What to do - Write the data out again, word for word.

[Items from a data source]

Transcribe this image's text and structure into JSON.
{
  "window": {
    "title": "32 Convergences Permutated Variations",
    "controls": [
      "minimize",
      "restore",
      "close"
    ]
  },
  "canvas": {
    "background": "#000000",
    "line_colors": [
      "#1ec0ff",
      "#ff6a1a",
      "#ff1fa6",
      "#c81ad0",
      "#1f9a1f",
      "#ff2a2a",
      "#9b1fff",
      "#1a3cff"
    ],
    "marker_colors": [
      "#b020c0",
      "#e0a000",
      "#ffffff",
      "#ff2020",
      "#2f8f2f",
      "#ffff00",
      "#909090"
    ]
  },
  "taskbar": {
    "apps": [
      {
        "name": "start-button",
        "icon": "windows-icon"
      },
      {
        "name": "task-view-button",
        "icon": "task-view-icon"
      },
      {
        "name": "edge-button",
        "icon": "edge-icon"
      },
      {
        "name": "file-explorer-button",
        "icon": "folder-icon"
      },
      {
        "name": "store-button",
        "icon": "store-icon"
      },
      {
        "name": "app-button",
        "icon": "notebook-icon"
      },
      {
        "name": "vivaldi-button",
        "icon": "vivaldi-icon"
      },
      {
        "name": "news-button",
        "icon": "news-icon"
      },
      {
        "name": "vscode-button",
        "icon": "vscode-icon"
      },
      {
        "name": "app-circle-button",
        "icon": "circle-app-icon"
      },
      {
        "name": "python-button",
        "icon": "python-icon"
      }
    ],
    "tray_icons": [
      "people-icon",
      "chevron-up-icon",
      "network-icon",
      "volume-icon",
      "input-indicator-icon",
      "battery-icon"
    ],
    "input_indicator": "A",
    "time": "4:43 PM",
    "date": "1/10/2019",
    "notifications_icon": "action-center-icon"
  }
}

Solution for this exercise -
Transcribe this image's text and structure into JSON.
{
  "window": {
    "title": "32 Convergences Permutated Variations",
    "controls": [
      "minimize",
      "restore",
      "close"
    ]
  },
  "canvas": {
    "background": "#000000",
    "line_colors": [
      "#1ec0ff",
      "#ff6a1a",
      "#ff1fa6",
      "#c81ad0",
      "#1f9a1f",
      "#ff2a2a",
      "#9b1fff",
      "#1a3cff"
    ],
    "marker_colors": [
      "#b020c0",
      "#e0a000",
      "#ffffff",
      "#ff2020",
      "#2f8f2f",
      "#ffff00",
      "#909090"
    ]
  },
  "taskbar": {
    "apps": [
      {
        "name": "start-button",
        "icon": "windows-icon"
      },
      {
        "name": "task-view-button",
        "icon": "task-view-icon"
      },
      {
        "name": "edge-button",
        "icon": "edge-icon"
      },
      {
        "name": "file-explorer-button",
        "icon": "folder-icon"
      },
      {
        "name": "store-button",
        "icon": "store-icon"
      },
      {
        "name": "app-button",
        "icon": "notebook-icon"
      },
      {
        "name": "vivaldi-button",
        "icon": "vivaldi-icon"
      },
      {
        "name": "news-button",
        "icon": "news-icon"
      },
      {
        "name": "vscode-button",
        "icon": "vscode-icon"
      },
      {
        "name": "app-circle-button",
        "icon": "circle-app-icon"
      },
      {
        "name": "python-button",
        "icon": "python-icon"
      }
    ],
    "tray_icons": [
      "people-icon",
      "chevron-up-icon",
      "network-icon",
      "volume-icon",
      "input-indicator-icon",
      "battery-icon"
    ],
    "input_indicator": "A",
    "time": "4:43 PM",
    "date": "1/10/2019",
    "notifications_icon": "action-center-icon"
  }
}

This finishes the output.